    Fortunately, God is infinitely more loving and merciful and forgiving than any wife who has been cheated on. With a good confession, a relationship with God that had been previously broken by “adultery” or by another sin or by a purposeful rejection of God, can be immediately reestablished.

  • Dan

    Mortal sin and venial sin are helpful constructs, but care should be taken not to downplay the damage that can be done by any sin involving grave matter. A series of venial sins, in aggregate, have the same damaging effect as a mortal sin when grave matter is present.

    Let’s say a person misses mass because their children are sick. This would of course be considered neither a venial or mortal sin because it is for good reason. However, the next weekend, their elderly parents are sick, so they miss mass again.

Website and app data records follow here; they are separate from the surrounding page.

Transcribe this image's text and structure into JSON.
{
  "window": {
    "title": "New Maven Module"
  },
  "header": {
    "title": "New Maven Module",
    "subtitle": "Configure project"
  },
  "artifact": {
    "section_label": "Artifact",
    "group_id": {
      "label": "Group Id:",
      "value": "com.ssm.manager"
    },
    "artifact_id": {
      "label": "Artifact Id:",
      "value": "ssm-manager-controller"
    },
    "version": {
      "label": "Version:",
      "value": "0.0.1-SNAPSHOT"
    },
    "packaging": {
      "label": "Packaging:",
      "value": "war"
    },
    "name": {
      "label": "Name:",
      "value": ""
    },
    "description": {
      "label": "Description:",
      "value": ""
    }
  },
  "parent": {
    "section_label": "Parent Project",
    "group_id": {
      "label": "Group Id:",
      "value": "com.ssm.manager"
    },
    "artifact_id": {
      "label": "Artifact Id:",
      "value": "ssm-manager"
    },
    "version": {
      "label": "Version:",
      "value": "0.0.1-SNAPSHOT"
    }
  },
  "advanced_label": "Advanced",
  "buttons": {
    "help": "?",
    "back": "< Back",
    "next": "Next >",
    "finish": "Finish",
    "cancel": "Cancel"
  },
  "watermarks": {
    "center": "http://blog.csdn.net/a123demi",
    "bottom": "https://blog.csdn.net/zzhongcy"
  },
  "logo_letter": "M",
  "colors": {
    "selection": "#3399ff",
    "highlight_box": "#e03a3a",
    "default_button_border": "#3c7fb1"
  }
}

Then the following week, they get called in to an emergency at work. Then the following week they get sick, and so on and so forth, until which point they begin to forget about attending mass entirely. At no point do they ever commit a mortal sin, but they begin to suffer the same effects on the soul that would occur had they willfully chosen to cease attending mass.

    The argument could be that they failed to compensate by making the effort to attend mass during the week, etc.. While that’s true, it hardly constitutes a mortal sin, as full knowledge and consent of the will were not present. Nevertheless, this individual has unwittingly cut themselves off from the spiritual life as if they had actually committed a mortal sin.

    True mortal sin, by the textbook definition, involves malice. But very few people truly are malicious. In practice, the devil is often far more subtle, and will use whatever way he can to effect the destruction of our souls.

  • Anne

    All these considerations are very enlightening, but I’m wondering what, objectively speaking, constitutes the sin in missing Mass? Is it potentially a sin because the Church has commanded our attendance? The caption about eating the apple seems apropos…but is that the way things actually work? Can the Church, in God’s place, make an act sinful, and seriously at that, by simply declaring it so? Or is missing Mass by its very nature *potentially* (according to Brett’s scenario) mortally sinful?

    I ask it this way because I’m old enough to remember when we were told it was a mortal sin to eat meat on Fridays, an ecclesiastical abstinenance rule mandated for some parts of the world, but not all. When the rule was relaxed back in the 60s, moralists began questioning the whole idea of imposing ecclesiastical burdens that, in effect, add new ways for people to damn themselves to Hell. In the East (even in the churches in union with Rome), such rules are taken much more “lightly” in the sense that both attendance at the sacred liturgies and fasting guidelines are considered ideals a person on the way to holiness strives to live up to, not rules that, if broken, may damn you to Hell. I think it was in light of what happened with the Friday abstinence rule that many Western Catholic moralists began believing the Church not only should not, but could not, make an act that isn’t sinful by its own nature a mortal sin simply by delcaring it so. What’s more, objectively speaking, one has to wonder how an act can be sinful (even mortally so) in one part of the Church (the West) and not in another (the East).